The most talked about trade of the year so far has been the snapback in bonds. After entering 2014 as one of the most hated asset classes (alongside commodities), the majority of fixed-income securities have outperformed stocks as a function of investors reshuffling their portfolios and assessing risks.
So far this year, we have seen a modest gain in the SPDR S&P 500 ETF (SPY) that has been overshadowed by increasing volatility and uncertain price action. As a result, investors have been tipping the scales towards treasuries, investment grade corporates, mortgages, and municipal bonds. These sectors have seen tremendous inflows and resurgence in price as rising interest rate fears have subsided.
The iShares 20+ Treasury Bond ETF (TLT) has gained 12.75% in 2014 and become a homing beacon for money seeking a safe haven from the threat of deflation. According to recent data from ETF.com, TLT has gained more than $1.8 billion in new money this year, placing it in the top 10 of all ETF inflows. Even bond guru Jeffrey Gundlach recently re-iterated his call for long-term interest rates to continue falling in 2014 and for long-term treasuries to “melt up”.
Certainly there is plenty of room on the 2-year chart for long-term treasuries to continue their rise given the drubbing that they received last year. Additional volatility in stocks or weakening economic data might be a potential catalyst for an additional push higher.
However, the same may not be true for many intermediate-term bond sectors that have had a much stronger relative rebound. As an example, the iShares Investment Grade Corporate Bond ETF (LQD) just recently touched new dividend-adjusted highs and has gained more than 5% in 2014. The yield on LQD has fallen to a meager 3.12% and valuations appear to be getting stretched.
While that doesn’t mean we can’t see higher prices from here, in my opinion the easy money has been made in this area over the last eight months. With the Fed continuing to remove additional stimulus from the middle of the yield curve, we may see further volatility in several overbought areas of fixed-income that have become frothy.
By the end of 2013, most portfolios had moved to a state of overweight stocks and underweight fixed-income which created an asymmetric risk profile. Now a flight to quality has helped to rebalance the ship and we may be entering a period that is more difficult for additional marginal gains from new money in bonds.
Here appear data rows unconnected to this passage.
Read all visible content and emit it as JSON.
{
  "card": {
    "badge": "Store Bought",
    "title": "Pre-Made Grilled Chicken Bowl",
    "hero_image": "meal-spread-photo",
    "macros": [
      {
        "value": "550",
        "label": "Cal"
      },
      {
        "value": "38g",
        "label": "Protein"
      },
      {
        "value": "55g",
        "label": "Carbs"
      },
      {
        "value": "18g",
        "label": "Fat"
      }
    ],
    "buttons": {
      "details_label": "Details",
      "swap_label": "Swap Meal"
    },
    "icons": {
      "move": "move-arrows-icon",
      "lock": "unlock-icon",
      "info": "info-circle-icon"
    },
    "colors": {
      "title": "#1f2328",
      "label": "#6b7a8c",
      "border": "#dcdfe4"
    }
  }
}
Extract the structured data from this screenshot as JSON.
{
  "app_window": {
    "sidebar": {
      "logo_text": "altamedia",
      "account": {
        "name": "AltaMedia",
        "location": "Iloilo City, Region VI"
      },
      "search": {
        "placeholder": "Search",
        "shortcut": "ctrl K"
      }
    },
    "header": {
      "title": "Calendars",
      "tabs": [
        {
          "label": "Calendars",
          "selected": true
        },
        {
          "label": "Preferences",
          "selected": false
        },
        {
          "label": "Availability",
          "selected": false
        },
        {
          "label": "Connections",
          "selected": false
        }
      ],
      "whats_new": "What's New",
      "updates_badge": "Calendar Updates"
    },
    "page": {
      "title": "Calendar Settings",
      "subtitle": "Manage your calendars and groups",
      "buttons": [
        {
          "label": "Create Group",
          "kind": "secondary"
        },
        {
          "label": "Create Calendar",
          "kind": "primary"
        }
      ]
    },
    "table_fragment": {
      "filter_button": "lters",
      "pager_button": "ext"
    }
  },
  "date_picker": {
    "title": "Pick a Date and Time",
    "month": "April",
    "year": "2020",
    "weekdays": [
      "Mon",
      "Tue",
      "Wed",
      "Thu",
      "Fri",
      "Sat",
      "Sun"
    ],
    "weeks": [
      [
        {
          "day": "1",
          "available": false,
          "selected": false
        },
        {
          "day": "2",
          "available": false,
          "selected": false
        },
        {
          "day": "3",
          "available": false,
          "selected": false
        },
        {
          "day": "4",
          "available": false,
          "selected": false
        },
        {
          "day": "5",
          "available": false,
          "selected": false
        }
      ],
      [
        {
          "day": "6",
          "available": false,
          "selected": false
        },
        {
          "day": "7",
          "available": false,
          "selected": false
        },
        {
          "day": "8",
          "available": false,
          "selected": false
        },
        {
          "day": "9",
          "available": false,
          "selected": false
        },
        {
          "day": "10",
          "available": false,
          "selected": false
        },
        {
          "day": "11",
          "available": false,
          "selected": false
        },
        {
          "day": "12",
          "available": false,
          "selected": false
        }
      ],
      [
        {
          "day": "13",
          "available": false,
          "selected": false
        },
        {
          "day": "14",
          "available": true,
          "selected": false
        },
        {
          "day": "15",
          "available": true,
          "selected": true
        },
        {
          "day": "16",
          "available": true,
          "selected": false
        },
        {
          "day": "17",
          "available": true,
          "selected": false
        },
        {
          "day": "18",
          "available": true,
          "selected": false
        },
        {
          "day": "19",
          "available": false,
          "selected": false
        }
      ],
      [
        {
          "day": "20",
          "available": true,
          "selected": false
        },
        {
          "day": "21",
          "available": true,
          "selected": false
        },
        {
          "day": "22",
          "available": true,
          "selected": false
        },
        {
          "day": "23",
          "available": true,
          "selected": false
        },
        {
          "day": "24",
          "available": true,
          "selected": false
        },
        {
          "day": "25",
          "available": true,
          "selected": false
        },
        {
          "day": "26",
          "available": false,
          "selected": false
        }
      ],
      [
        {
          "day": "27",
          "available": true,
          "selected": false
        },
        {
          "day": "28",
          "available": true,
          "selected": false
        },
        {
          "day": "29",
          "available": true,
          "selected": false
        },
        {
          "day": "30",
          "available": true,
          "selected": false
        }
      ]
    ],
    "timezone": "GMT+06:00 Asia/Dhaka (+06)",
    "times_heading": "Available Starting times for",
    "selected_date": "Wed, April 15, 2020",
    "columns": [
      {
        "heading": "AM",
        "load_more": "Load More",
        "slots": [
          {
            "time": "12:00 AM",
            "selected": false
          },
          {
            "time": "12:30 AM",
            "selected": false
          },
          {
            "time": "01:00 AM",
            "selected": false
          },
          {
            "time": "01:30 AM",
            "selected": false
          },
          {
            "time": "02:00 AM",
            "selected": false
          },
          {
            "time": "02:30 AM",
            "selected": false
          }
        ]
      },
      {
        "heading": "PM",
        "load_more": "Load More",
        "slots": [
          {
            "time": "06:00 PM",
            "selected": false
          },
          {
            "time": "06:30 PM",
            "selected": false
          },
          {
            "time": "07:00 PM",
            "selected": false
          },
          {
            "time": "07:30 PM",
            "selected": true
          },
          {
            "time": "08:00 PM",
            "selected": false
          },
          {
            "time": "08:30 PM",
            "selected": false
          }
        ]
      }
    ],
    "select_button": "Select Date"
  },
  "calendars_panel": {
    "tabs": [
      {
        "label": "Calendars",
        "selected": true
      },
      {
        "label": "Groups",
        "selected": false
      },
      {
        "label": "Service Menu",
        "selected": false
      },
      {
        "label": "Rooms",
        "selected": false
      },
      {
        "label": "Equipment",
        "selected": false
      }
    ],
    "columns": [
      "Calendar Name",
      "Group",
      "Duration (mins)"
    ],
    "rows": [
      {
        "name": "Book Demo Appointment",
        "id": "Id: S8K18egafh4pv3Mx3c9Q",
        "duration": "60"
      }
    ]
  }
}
I have been in the camp that having a healthy allocation of fixed-income in your portfolio is a good thing despite the threat of rising interest rates. It helps balance out equity volatility and provides a steady income stream that is essential for many conservative investors. However, like any asset class, it will go through cyclical periods that dictate enthusiasm or caution. Right now I think we are nearing the latter.
If you have an existing stable of fixed-income ETFs or mutual funds, I recommend that you continue to hold them with the understanding that we may see some modest bumps along the way. I think the volatility will be relatively minor, but depending on the focus of your individual fixed-income portfolio, there are areas that will do well and others that will underperform.
New money should be more cautious at this late stage of the game. While there is still the opportunity for a larger deflationary wave that would be bullish for bonds, many individual sectors have already experienced a strong run. If you are looking to establish a position in TLT or LQD, I would do so with incremental purchases that takes advantage of any pullbacks to average down your cost basis. The same can be said for municipal and mortgage sectors as well.
Taking advantage of tactical opportunities with a patient and disciplined approach will pay off in the long run.